First, consider the servant. What one truth can we learn from this man about whom we know very little? Well, let’s begin by examining what we do know about him. We know that he was very sick, even to the point of death. We also know he was highly valued by his owner. Thus, here is the one significant truth we learn from the servant: We are all sick; we are all dying; yet, we are all highly valued by God.
If you were to ask if man is basically good, most people would say, “Yes!” The majority of people see themselves as basically good. They see themselves as morally good compared to other people. This is particularly true of religious people. But what does the Bible say? Paul writes in Romans 3:10-12, 23, “There is no one righteous, not even one; there is no one who understands, no one who seeks God. All have turned away, they have together become worthless; there is no one who does good, not even one….For all have sinned and fall short of the glory of God…” Jeremiah 17:9 provides an inside look at the human heart.
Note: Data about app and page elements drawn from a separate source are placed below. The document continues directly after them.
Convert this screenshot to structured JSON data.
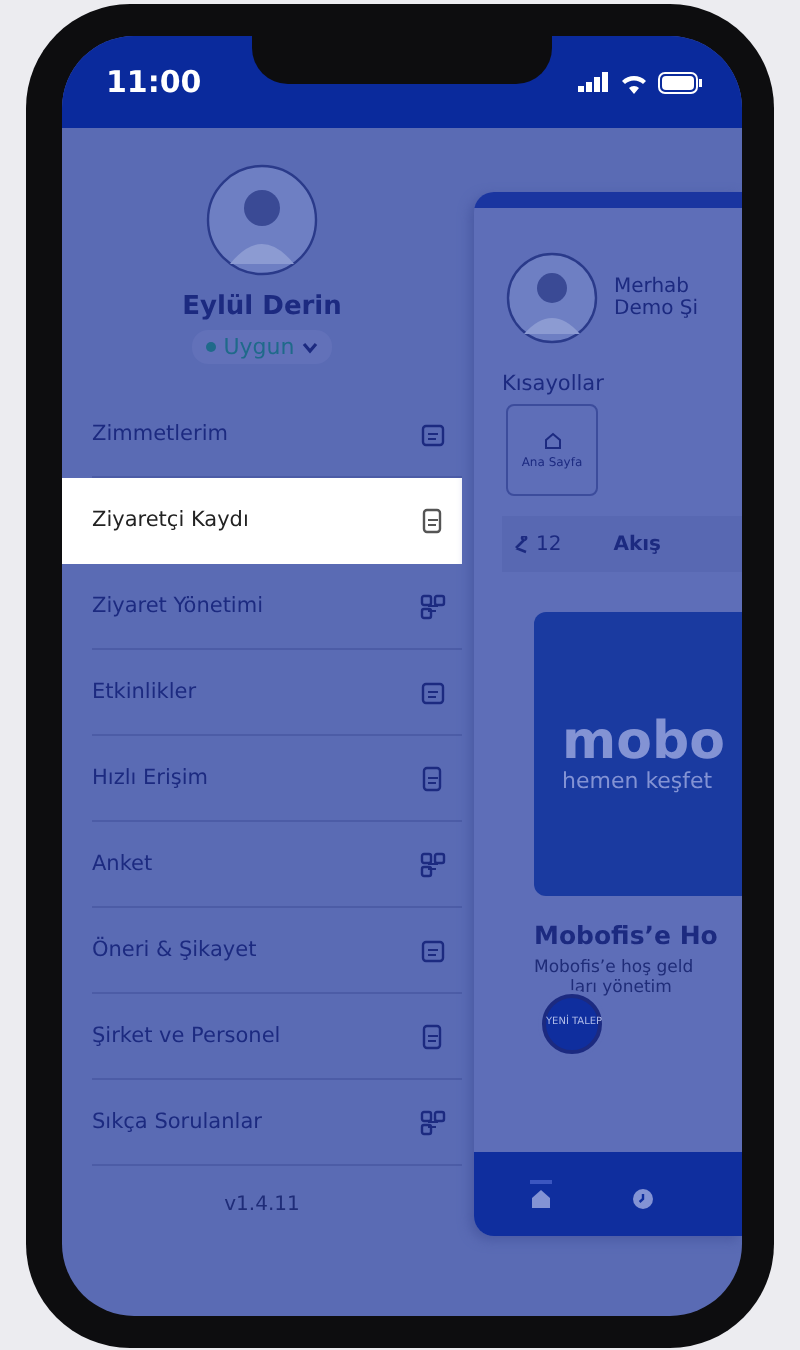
{
  "status_bar": {
    "time": "11:00"
  },
  "profile": {
    "name": "Eylül Derin",
    "status": "Uygun"
  },
  "menu": [
    {
      "label": "Zimmetlerim",
      "selected": false
    },
    {
      "label": "Ziyaretçi Kaydı",
      "selected": true
    },
    {
      "label": "Ziyaret Yönetimi",
      "selected": false
    },
    {
      "label": "Etkinlikler",
      "selected": false
    },
    {
      "label": "Hızlı Erişim",
      "selected": false
    },
    {
      "label": "Anket",
      "selected": false
    },
    {
      "label": "Öneri & Şikayet",
      "selected": false
    },
    {
      "label": "Şirket ve Personel",
      "selected": false
    },
    {
      "label": "Sıkça Sorulanlar",
      "selected": false
    }
  ],
  "version": "v1.4.11",
  "home_preview": {
    "greeting": "Merhab",
    "company": "Demo Şi",
    "shortcuts_title": "Kısayollar",
    "shortcuts": [
      {
        "label": "Ana Sayfa"
      }
    ],
    "tabs": [
      {
        "label": "12",
        "selected": false
      },
      {
        "label": "Akış",
        "selected": true
      }
    ],
    "banner": {
      "logo": "mobo",
      "tagline": "hemen keşfet"
    },
    "article": {
      "title": "Mobofis’e Ho",
      "lines": [
        "Mobofis’e hoş geld",
        "ları yönetim"
      ]
    },
    "fab": "YENİ TALEP",
    "nav": [
      {
        "selected": true
      },
      {
        "selected": false
      }
    ]
  }
}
Jeremiah writes, “The heart is devious above all else; it is perverse—who can understand it?” The prophet Isaiah concurs, “We have all become like one who is unclean, and all our righteous deeds are like a filthy cloth” (Isaiah 64:6). Are you beginning to get the picture? We are all desperately sinful!
Our hearts are full of sinful desires. Understand that the heart of the problem is the problem of the heart! We all are born with this heart condition. Spiritually speaking, because we are born without Christ in our hearts, we are just like the centurion’s servant. In other words, we are slaves to sin. We are deathly sick and in desperate need of a physician. Before anyone ever cries out to Jesus, he must become aware of his desperate condition.
In Luke 5, Matthew held a great party for all of his sinful friends. A large crowd of tax collectors and some others were eating and drinking and having a merry old time. It was simply a gathering of sinners. Then, a group of religious Pharisees and teachers of the law happened upon the scene. Can’t you just see them standing there, in their clerical robes and collars, looking down at this horrible group of sinners? In their disgust, they asked the disciples, “Why do you eat and drink with tax collectors and ‘sinners’?!” In verse 31, Jesus answered them, “It is not the healthy who need a doctor, but the sick. I have not come to call the righteous, but sinners to repentance.”
What can we learn from the centurion’s servant? We learn that all of us are spiritually sick and in need of a spiritual doctor. Thankfully, we also learn that we are highly valued by God. God loves sinners. Remember this truth: Jesus was a friend of sinners! Paul writes in Romans 5:8, “But God demonstrates His own love for us in this: While we were still sinners, Christ died for us.”
The people of the world are desperately sick, but sadly, most of the people that you and I know see themselves as healthy. Therefore, they see no need for a doctor. It is only when you recognize you are in desperate need that you call out for help. That is the one significant truth we learn from this nameless servant. We are all sick, dying and in desperate need of a Savior.
Let me ask you a series of very important questions: Do you see yourself as a sinner in need of a Savior? If so, have you ever cried out to the only One who can truly come to your rescue? If you haven’t, why not call out to Him today? Remember, He is a friend of sinners just like you and me. Amen!